Cottrell JE, Smith DS. St Louis Mosby 1994, pp 175-209
Smith RR, Caldemeyer KS: Increased Intracranial Pressure and Cerebrospinal Fluid Spaces.
Seminars in Ultrasound, DT, and MRI 1996; 17(3): 206-220
Roger Traill 17 16/1/09
Table 5.1. Trauma Patient Examination
1) Look for obvious Injuries
2) Primary Survey
Look for chest wall movement, retraction and nasal flaring
Listen for breath sounds, stridor and obstructed breathing
Feel for air movement
Look to see if ventilation is adequate
Look for open pneumothorax, open chest wound, or flail segments
Listen for bilateral chest sounds
Feel peripheral pulses, measure blood pressure and capillary refill
Perform an ECG
D Disability (Neurological state)
Check level of consciousness
V responds to Vocal command
P responds to Painful stimulus
Check pupillary response to light
E Expose patient fully for complete examination
3) Secondary Survey
Table 5.2. Glasgow Coma Score
To speech 3
To pain 2
Confused conversation 4
Incomprehensible words 3
Incomprehensible sounds 2
Best Motor Response
Abnormal flexion 3
Extensor response 2
Roger Traill 18 16/1/09
Table 5.3. Monitoring for typical Surgical Cases*
Operations done in the sitting position
Surgery on the cervical spine done in the prone position
Operations lasting longer than 4 hours
Operations in which large blood loss is expected.
Central Venous Catheter
Operations in which large blood loss is expected
Operations in which vasopressors are needed
Operations with a risk of air embolus#
Swan Ganz Catheter
Cerebral Aneurysm and poor LV function
Somatosensory Evoked Responses
Cerebral Aneurysm surgery
Tumours involving major intracranial arteries
Tumours involving the brainstem
Spinal distraction surgery
Surgery for spinal fractures, especially cervical
Brain Stem Auditory Evoked Potentials
Microvascular Decompression of cranial nerves (Janetta procedure)
Tumours around the 8th nerve, eg acoustic neuromas
Vestibular nerve sections
Pontine Brainstem tumours
Surgery on the extracranial carotid, eg carotid endarterectomy
Cerebral Aneurysms of the ICA/MCA
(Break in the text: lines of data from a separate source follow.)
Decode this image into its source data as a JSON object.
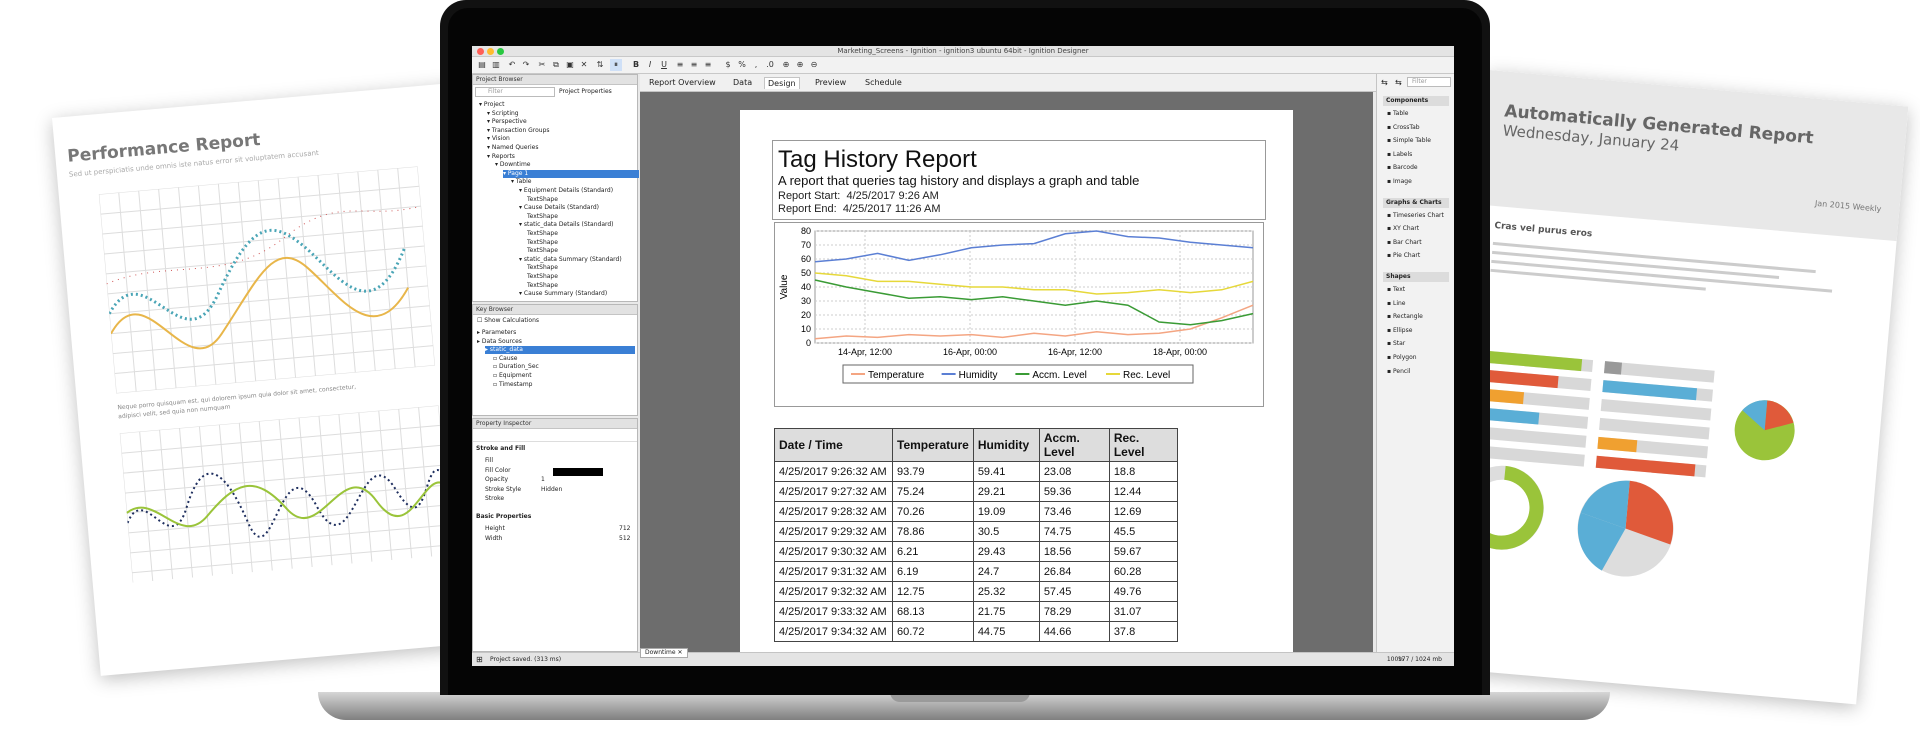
{
  "left_paper": {
    "title": "Performance Report",
    "subtitle": "Sed ut perspiciatis unde omnis iste natus error sit voluptatem accusant"
  },
  "right_paper": {
    "title": "Automatically Generated Report",
    "date": "Wednesday, January 24",
    "weekly": "Jan 2015 Weekly",
    "heading": "Cras vel purus eros"
  },
  "window": {
    "title": "Marketing_Screens - Ignition - ignition3 ubuntu 64bit - Ignition Designer"
  },
  "project_browser": {
    "title": "Project Browser",
    "filter_placeholder": "Filter",
    "properties_label": "Project Properties",
    "items": [
      "Project",
      "Scripting",
      "Perspective",
      "Transaction Groups",
      "Vision",
      "Named Queries",
      "Reports",
      "Downtime",
      "Page 1",
      "Table",
      "Equipment Details (Standard)",
      "TextShape",
      "Cause Details (Standard)",
      "TextShape",
      "static_data Details (Standard)",
      "TextShape",
      "TextShape",
      "TextShape",
      "static_data Summary (Standard)",
      "TextShape",
      "TextShape",
      "TextShape",
      "Cause Summary (Standard)"
    ]
  },
  "key_browser": {
    "title": "Key Browser",
    "show_calc": "Show Calculations",
    "items": [
      "Parameters",
      "Data Sources",
      "static_data",
      "Cause",
      "Duration_Sec",
      "Equipment",
      "Timestamp"
    ]
  },
  "property_inspector": {
    "title": "Property Inspector",
    "section1": "Stroke and Fill",
    "rows": [
      [
        "Fill",
        ""
      ],
      [
        "Fill Color",
        ""
      ],
      [
        "Opacity",
        "1"
      ],
      [
        "Stroke Style",
        "Hidden"
      ],
      [
        "Stroke",
        ""
      ]
    ],
    "section2": "Basic Properties",
    "rows2": [
      [
        "Height",
        "712"
      ],
      [
        "Width",
        "512"
      ]
    ]
  },
  "tabs": [
    "Report Overview",
    "Data",
    "Design",
    "Preview",
    "Schedule"
  ],
  "report": {
    "title": "Tag History Report",
    "subtitle": "A report that queries tag history and displays a graph and table",
    "start_label": "Report Start:",
    "start_value": "4/25/2017 9:26 AM",
    "end_label": "Report End:",
    "end_value": "4/25/2017 11:26 AM"
  },
  "chart_data": {
    "type": "line",
    "ylabel": "Value",
    "ylim": [
      0,
      80
    ],
    "yticks": [
      0,
      10,
      20,
      30,
      40,
      50,
      60,
      70,
      80
    ],
    "xticks": [
      "14-Apr, 12:00",
      "16-Apr, 00:00",
      "16-Apr, 12:00",
      "18-Apr, 00:00"
    ],
    "series": [
      {
        "name": "Temperature",
        "color": "#f4a582",
        "values": [
          3,
          5,
          4,
          6,
          5,
          6,
          4,
          7,
          5,
          8,
          6,
          7,
          10,
          18,
          27
        ]
      },
      {
        "name": "Humidity",
        "color": "#5b7fd4",
        "values": [
          58,
          60,
          64,
          59,
          63,
          68,
          70,
          71,
          78,
          80,
          76,
          75,
          72,
          70,
          68
        ]
      },
      {
        "name": "Accm. Level",
        "color": "#3a9b35",
        "values": [
          45,
          40,
          36,
          32,
          33,
          31,
          33,
          30,
          27,
          30,
          27,
          15,
          13,
          16,
          21
        ]
      },
      {
        "name": "Rec. Level",
        "color": "#e6d83a",
        "values": [
          50,
          48,
          44,
          44,
          42,
          40,
          40,
          38,
          38,
          35,
          36,
          38,
          36,
          38,
          44
        ]
      }
    ]
  },
  "table": {
    "headers": [
      "Date / Time",
      "Temperature",
      "Humidity",
      "Accm. Level",
      "Rec. Level"
    ],
    "rows": [
      [
        "4/25/2017 9:26:32 AM",
        "93.79",
        "59.41",
        "23.08",
        "18.8"
      ],
      [
        "4/25/2017 9:27:32 AM",
        "75.24",
        "29.21",
        "59.36",
        "12.44"
      ],
      [
        "4/25/2017 9:28:32 AM",
        "70.26",
        "19.09",
        "73.46",
        "12.69"
      ],
      [
        "4/25/2017 9:29:32 AM",
        "78.86",
        "30.5",
        "74.75",
        "45.5"
      ],
      [
        "4/25/2017 9:30:32 AM",
        "6.21",
        "29.43",
        "18.56",
        "59.67"
      ],
      [
        "4/25/2017 9:31:32 AM",
        "6.19",
        "24.7",
        "26.84",
        "60.28"
      ],
      [
        "4/25/2017 9:32:32 AM",
        "12.75",
        "25.32",
        "57.45",
        "49.76"
      ],
      [
        "4/25/2017 9:33:32 AM",
        "68.13",
        "21.75",
        "78.29",
        "31.07"
      ],
      [
        "4/25/2017 9:34:32 AM",
        "60.72",
        "44.75",
        "44.66",
        "37.8"
      ]
    ]
  },
  "palette": {
    "sections": [
      {
        "title": "Components",
        "items": [
          "Table",
          "CrossTab",
          "Simple Table",
          "Labels",
          "Barcode",
          "Image"
        ]
      },
      {
        "title": "Graphs & Charts",
        "items": [
          "Timeseries Chart",
          "XY Chart",
          "Bar Chart",
          "Pie Chart"
        ]
      },
      {
        "title": "Shapes",
        "items": [
          "Text",
          "Line",
          "Rectangle",
          "Ellipse",
          "Star",
          "Polygon",
          "Pencil"
        ]
      }
    ],
    "filter_placeholder": "Filter"
  },
  "status": {
    "message": "Project saved. (313 ms)",
    "doc_tab": "Downtime",
    "zoom": "100%",
    "memory": "177 / 1024 mb"
  }
}
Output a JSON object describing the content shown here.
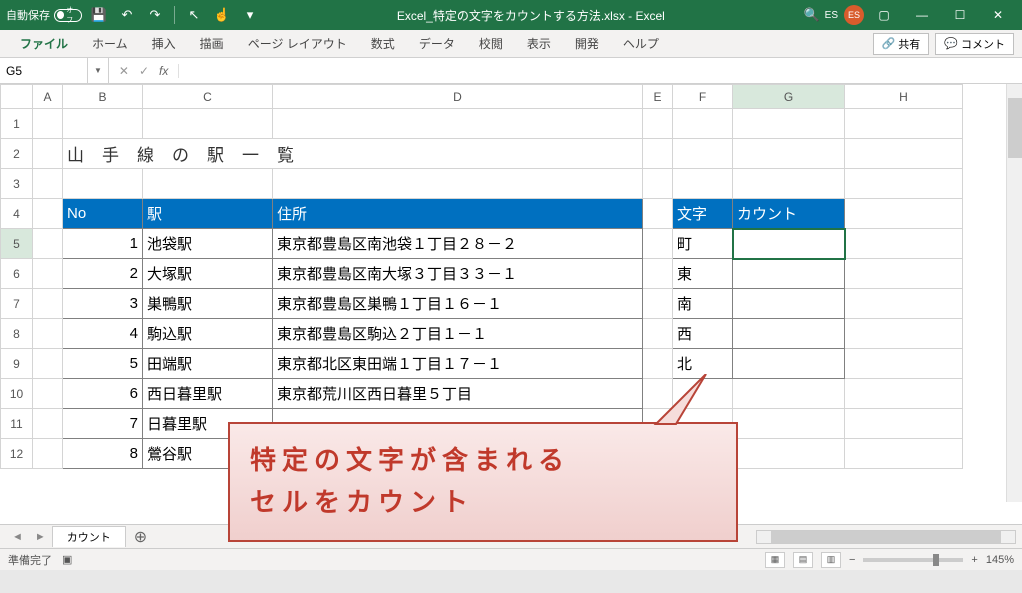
{
  "titlebar": {
    "autosave_label": "自動保存",
    "autosave_state": "オフ",
    "filename": "Excel_特定の文字をカウントする方法.xlsx - Excel",
    "user_initials_text": "ES",
    "user_badge": "ES"
  },
  "ribbon": {
    "tabs": [
      "ファイル",
      "ホーム",
      "挿入",
      "描画",
      "ページ レイアウト",
      "数式",
      "データ",
      "校閲",
      "表示",
      "開発",
      "ヘルプ"
    ],
    "share": "共有",
    "comment": "コメント"
  },
  "formula_bar": {
    "namebox": "G5",
    "formula": ""
  },
  "columns": [
    "A",
    "B",
    "C",
    "D",
    "E",
    "F",
    "G",
    "H"
  ],
  "rows": [
    "1",
    "2",
    "3",
    "4",
    "5",
    "6",
    "7",
    "8",
    "9",
    "10",
    "11",
    "12"
  ],
  "sheet": {
    "title": "山手線の駅一覧",
    "headers": {
      "no": "No",
      "station": "駅",
      "address": "住所"
    },
    "stations": [
      {
        "no": "1",
        "name": "池袋駅",
        "addr": "東京都豊島区南池袋１丁目２８－２"
      },
      {
        "no": "2",
        "name": "大塚駅",
        "addr": "東京都豊島区南大塚３丁目３３－１"
      },
      {
        "no": "3",
        "name": "巣鴨駅",
        "addr": "東京都豊島区巣鴨１丁目１６－１"
      },
      {
        "no": "4",
        "name": "駒込駅",
        "addr": "東京都豊島区駒込２丁目１－１"
      },
      {
        "no": "5",
        "name": "田端駅",
        "addr": "東京都北区東田端１丁目１７－１"
      },
      {
        "no": "6",
        "name": "西日暮里駅",
        "addr": "東京都荒川区西日暮里５丁目"
      },
      {
        "no": "7",
        "name": "日暮里駅",
        "addr": ""
      },
      {
        "no": "8",
        "name": "鶯谷駅",
        "addr": ""
      }
    ],
    "count_headers": {
      "char": "文字",
      "count": "カウント"
    },
    "count_rows": [
      "町",
      "東",
      "南",
      "西",
      "北"
    ]
  },
  "sheettab": {
    "name": "カウント"
  },
  "status": {
    "ready": "準備完了",
    "zoom": "145%"
  },
  "callout": {
    "line1": "特定の文字が含まれる",
    "line2": "セルをカウント"
  }
}
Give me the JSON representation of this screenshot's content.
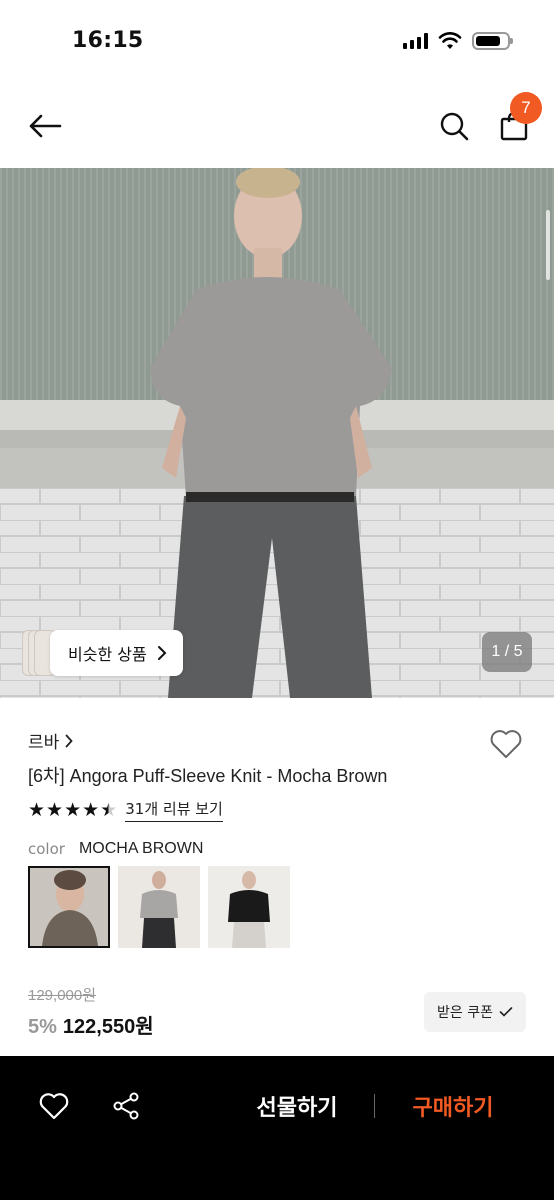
{
  "status_bar": {
    "time": "16:15"
  },
  "nav": {
    "cart_count": "7"
  },
  "gallery": {
    "similar_label": "비슷한 상품",
    "counter": "1 / 5"
  },
  "product": {
    "brand": "르바",
    "title": "[6차] Angora Puff-Sleeve Knit - Mocha Brown",
    "rating": 4.5,
    "review_link": "31개 리뷰 보기",
    "color_label": "color",
    "color_value": "MOCHA BROWN",
    "swatches": [
      "mocha-brown",
      "gray",
      "black"
    ],
    "original_price": "129,000원",
    "discount": "5%",
    "sale_price": "122,550원",
    "coupon_label": "받은 쿠폰"
  },
  "bottom_bar": {
    "gift_label": "선물하기",
    "buy_label": "구매하기",
    "accent_color": "#f15a22"
  }
}
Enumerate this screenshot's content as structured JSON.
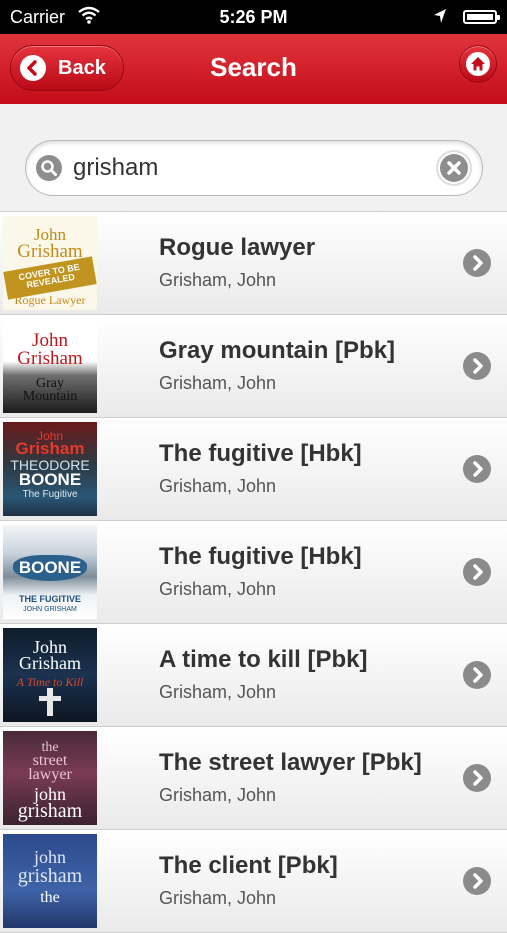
{
  "status_bar": {
    "carrier": "Carrier",
    "time": "5:26 PM"
  },
  "nav": {
    "back_label": "Back",
    "title": "Search"
  },
  "search": {
    "value": "grisham"
  },
  "books": [
    {
      "title": "Rogue lawyer",
      "author": "Grisham, John",
      "cover_lines": [
        "John",
        "Grisham",
        "COVER TO BE REVEALED",
        "Rogue Lawyer"
      ]
    },
    {
      "title": "Gray mountain [Pbk]",
      "author": "Grisham, John",
      "cover_lines": [
        "John",
        "Grisham",
        "Gray",
        "Mountain"
      ]
    },
    {
      "title": "The fugitive [Hbk]",
      "author": "Grisham, John",
      "cover_lines": [
        "John",
        "Grisham",
        "THEODORE",
        "BOONE",
        "The Fugitive"
      ]
    },
    {
      "title": "The fugitive [Hbk]",
      "author": "Grisham, John",
      "cover_lines": [
        "BOONE",
        "THE FUGITIVE",
        "JOHN GRISHAM"
      ]
    },
    {
      "title": "A time to kill [Pbk]",
      "author": "Grisham, John",
      "cover_lines": [
        "John",
        "Grisham",
        "A Time to Kill"
      ]
    },
    {
      "title": "The street lawyer [Pbk]",
      "author": "Grisham, John",
      "cover_lines": [
        "the",
        "street",
        "lawyer",
        "john",
        "grisham"
      ]
    },
    {
      "title": "The client [Pbk]",
      "author": "Grisham, John",
      "cover_lines": [
        "john",
        "grisham",
        "the"
      ]
    }
  ],
  "colors": {
    "nav_red": "#c40d19",
    "chevron_gray": "#8b8b8b"
  }
}
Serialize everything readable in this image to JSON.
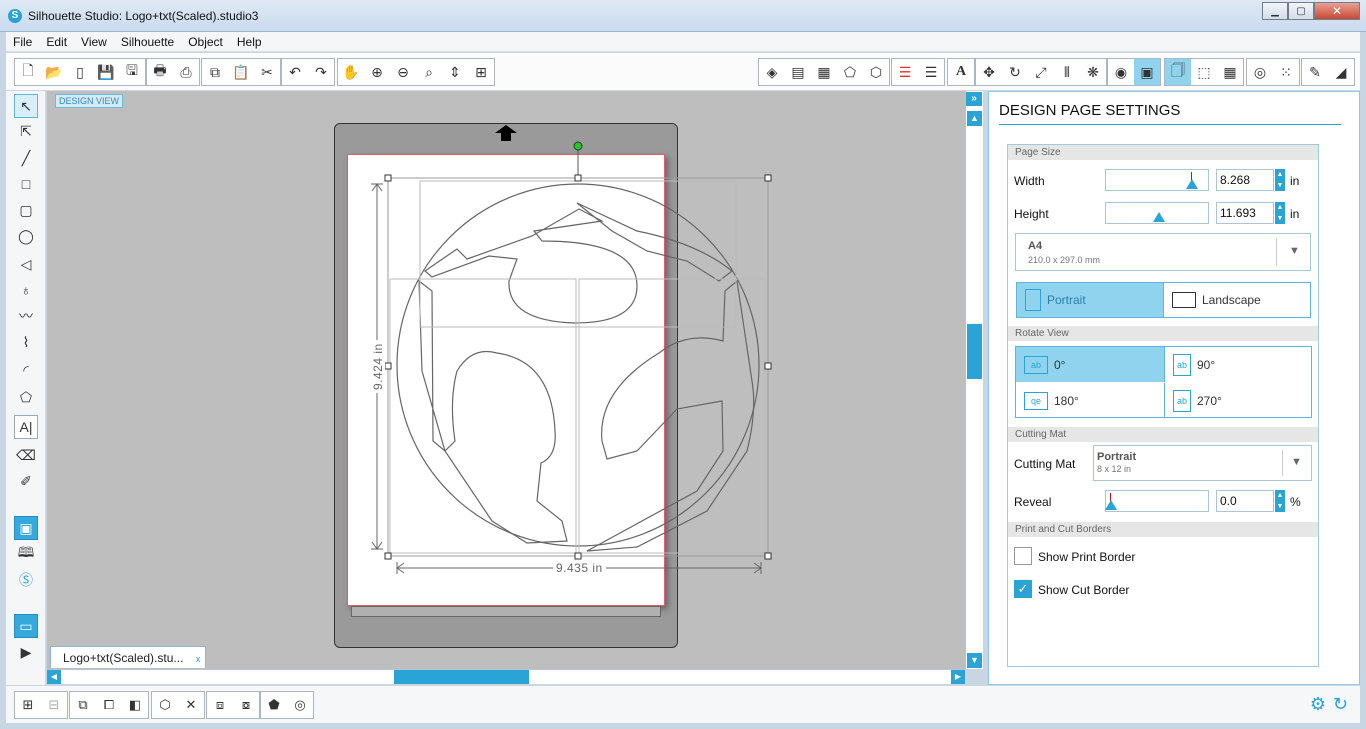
{
  "window": {
    "title": "Silhouette Studio: Logo+txt(Scaled).studio3",
    "logo_glyph": "S"
  },
  "menu": [
    "File",
    "Edit",
    "View",
    "Silhouette",
    "Object",
    "Help"
  ],
  "canvas": {
    "view_label": "DESIGN VIEW",
    "width_dim": "9.435 in",
    "height_dim": "9.424 in",
    "document_tab": "Logo+txt(Scaled).stu...",
    "tab_close": "x"
  },
  "panel": {
    "title": "DESIGN PAGE SETTINGS",
    "page_size": {
      "header": "Page Size",
      "width_label": "Width",
      "width_value": "8.268",
      "height_label": "Height",
      "height_value": "11.693",
      "unit": "in",
      "size_name": "A4",
      "size_dims": "210.0 x 297.0 mm",
      "portrait": "Portrait",
      "landscape": "Landscape"
    },
    "rotate_view": {
      "header": "Rotate View",
      "r0": "0°",
      "r90": "90°",
      "r180": "180°",
      "r270": "270°"
    },
    "cutting_mat": {
      "header": "Cutting Mat",
      "label": "Cutting Mat",
      "value": "Portrait",
      "sub": "8 x 12 in",
      "reveal_label": "Reveal",
      "reveal_value": "0.0",
      "reveal_unit": "%"
    },
    "borders": {
      "header": "Print and Cut Borders",
      "print_border": "Show Print Border",
      "print_checked": false,
      "cut_border": "Show Cut Border",
      "cut_checked": true
    }
  },
  "colors": {
    "accent": "#2aa3d6",
    "selected": "#8fd3ee",
    "mat": "#9a9a9a",
    "canvas": "#bebebe"
  }
}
When cerebral protection with barbiturates are planned
Tumours in eloquent areas
When air embolus is a risk, eg sitting position cases.
Cerebral Aneurysms done with femoral-femoral bypass
When air embolus is a risk and the patient has a patent foramen ovale
Cerebral Aneurysms (when spasm present)
*Assumes that all patients will have SpO2, ETC02, ECG, Temperature, oesophageal stethoscope and
NIBP as well.
#In this case the catheter must be a single lumen multiorifice catheter with its tip at
the junction of the Superior Vena Cava and Right Atrium (done with ECG or X-ray guidance)
Roger Traill 19 16/1/09